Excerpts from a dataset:
-- Opening Marker --

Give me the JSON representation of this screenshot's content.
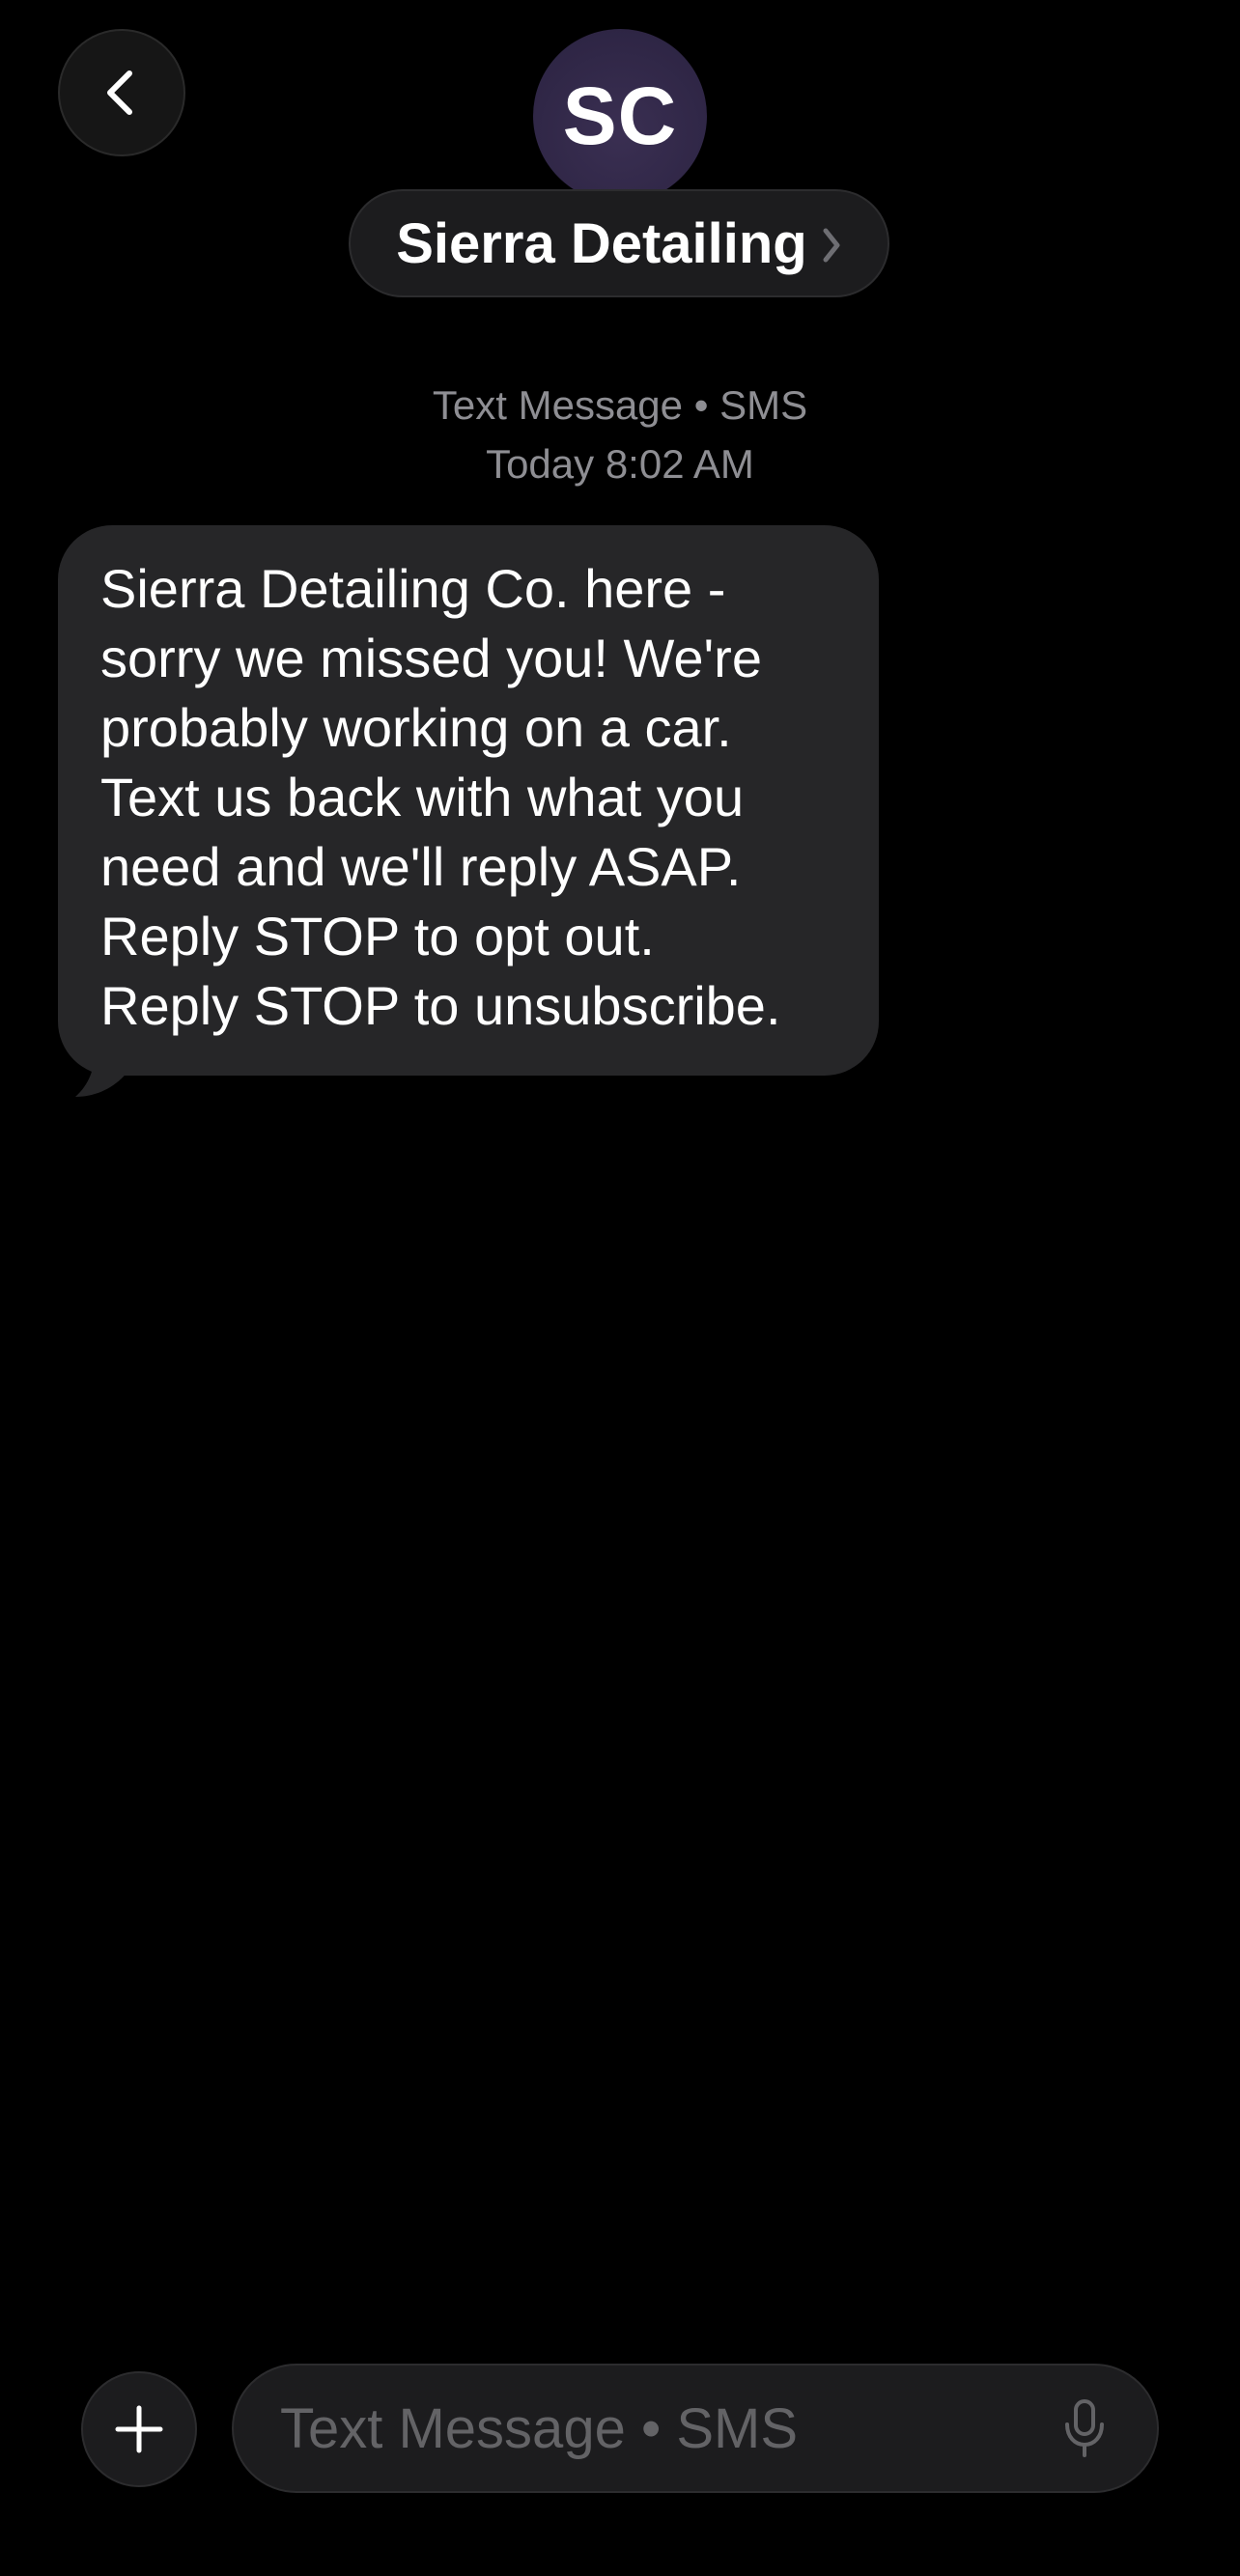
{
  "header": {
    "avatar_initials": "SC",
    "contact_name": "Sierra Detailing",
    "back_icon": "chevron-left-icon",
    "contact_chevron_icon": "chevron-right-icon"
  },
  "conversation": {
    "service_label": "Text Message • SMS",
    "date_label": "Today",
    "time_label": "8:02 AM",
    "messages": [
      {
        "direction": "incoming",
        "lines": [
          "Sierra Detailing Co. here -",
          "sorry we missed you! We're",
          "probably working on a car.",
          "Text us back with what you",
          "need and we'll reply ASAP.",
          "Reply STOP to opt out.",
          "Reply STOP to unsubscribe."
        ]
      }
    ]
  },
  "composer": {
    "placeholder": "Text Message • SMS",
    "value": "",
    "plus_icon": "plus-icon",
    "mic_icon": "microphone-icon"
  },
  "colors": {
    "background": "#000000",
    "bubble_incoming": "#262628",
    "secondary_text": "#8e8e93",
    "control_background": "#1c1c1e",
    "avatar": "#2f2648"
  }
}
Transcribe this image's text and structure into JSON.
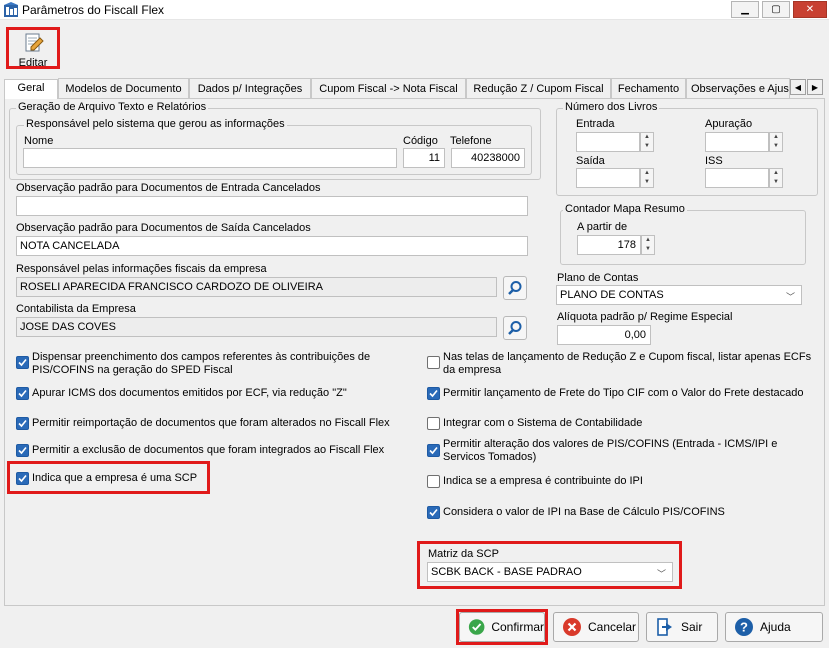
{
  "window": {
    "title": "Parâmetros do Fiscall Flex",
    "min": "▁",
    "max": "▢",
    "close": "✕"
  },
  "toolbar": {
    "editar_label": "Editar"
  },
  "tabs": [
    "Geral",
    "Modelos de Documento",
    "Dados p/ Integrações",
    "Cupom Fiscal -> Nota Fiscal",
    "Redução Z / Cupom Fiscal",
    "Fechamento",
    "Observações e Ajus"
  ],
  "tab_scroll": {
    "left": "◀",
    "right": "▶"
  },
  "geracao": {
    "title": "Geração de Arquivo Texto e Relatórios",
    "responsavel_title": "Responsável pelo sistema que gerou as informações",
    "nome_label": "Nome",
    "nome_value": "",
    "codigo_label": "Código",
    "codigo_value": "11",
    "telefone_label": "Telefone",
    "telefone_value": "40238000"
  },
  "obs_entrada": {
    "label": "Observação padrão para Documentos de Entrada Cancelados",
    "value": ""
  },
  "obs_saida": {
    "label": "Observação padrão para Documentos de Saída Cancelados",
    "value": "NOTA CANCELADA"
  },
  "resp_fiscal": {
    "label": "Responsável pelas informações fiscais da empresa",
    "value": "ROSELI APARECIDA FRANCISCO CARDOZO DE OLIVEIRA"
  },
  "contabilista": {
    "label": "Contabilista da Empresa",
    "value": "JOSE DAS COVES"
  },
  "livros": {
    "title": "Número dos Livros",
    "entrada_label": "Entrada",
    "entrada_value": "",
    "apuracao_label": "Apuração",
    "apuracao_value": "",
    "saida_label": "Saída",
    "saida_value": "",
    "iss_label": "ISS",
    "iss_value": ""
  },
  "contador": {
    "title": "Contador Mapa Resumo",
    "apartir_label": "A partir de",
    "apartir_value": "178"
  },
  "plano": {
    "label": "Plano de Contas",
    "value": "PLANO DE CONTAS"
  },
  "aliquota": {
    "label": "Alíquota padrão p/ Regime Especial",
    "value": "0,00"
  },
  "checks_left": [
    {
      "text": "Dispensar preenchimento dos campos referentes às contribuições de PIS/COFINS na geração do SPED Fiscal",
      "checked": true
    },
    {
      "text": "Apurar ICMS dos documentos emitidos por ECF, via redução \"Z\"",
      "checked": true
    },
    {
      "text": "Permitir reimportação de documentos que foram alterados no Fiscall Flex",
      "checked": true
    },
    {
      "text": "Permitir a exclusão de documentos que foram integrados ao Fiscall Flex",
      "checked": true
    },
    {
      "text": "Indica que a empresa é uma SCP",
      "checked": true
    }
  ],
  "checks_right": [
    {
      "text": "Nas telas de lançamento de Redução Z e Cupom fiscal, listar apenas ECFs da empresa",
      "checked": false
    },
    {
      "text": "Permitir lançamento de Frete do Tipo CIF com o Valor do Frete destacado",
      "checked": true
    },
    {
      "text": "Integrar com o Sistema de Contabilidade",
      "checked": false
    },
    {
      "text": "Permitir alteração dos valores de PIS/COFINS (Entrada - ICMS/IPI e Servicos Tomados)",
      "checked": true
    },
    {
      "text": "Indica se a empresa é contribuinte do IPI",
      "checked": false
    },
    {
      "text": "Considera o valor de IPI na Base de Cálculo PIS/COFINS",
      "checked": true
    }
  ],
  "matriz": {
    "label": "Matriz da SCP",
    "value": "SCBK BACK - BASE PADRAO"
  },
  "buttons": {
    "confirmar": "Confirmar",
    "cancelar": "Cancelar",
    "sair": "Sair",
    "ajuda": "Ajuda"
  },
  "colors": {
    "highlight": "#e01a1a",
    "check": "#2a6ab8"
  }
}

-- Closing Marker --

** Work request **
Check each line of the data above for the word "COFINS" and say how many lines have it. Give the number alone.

** Answer below **
3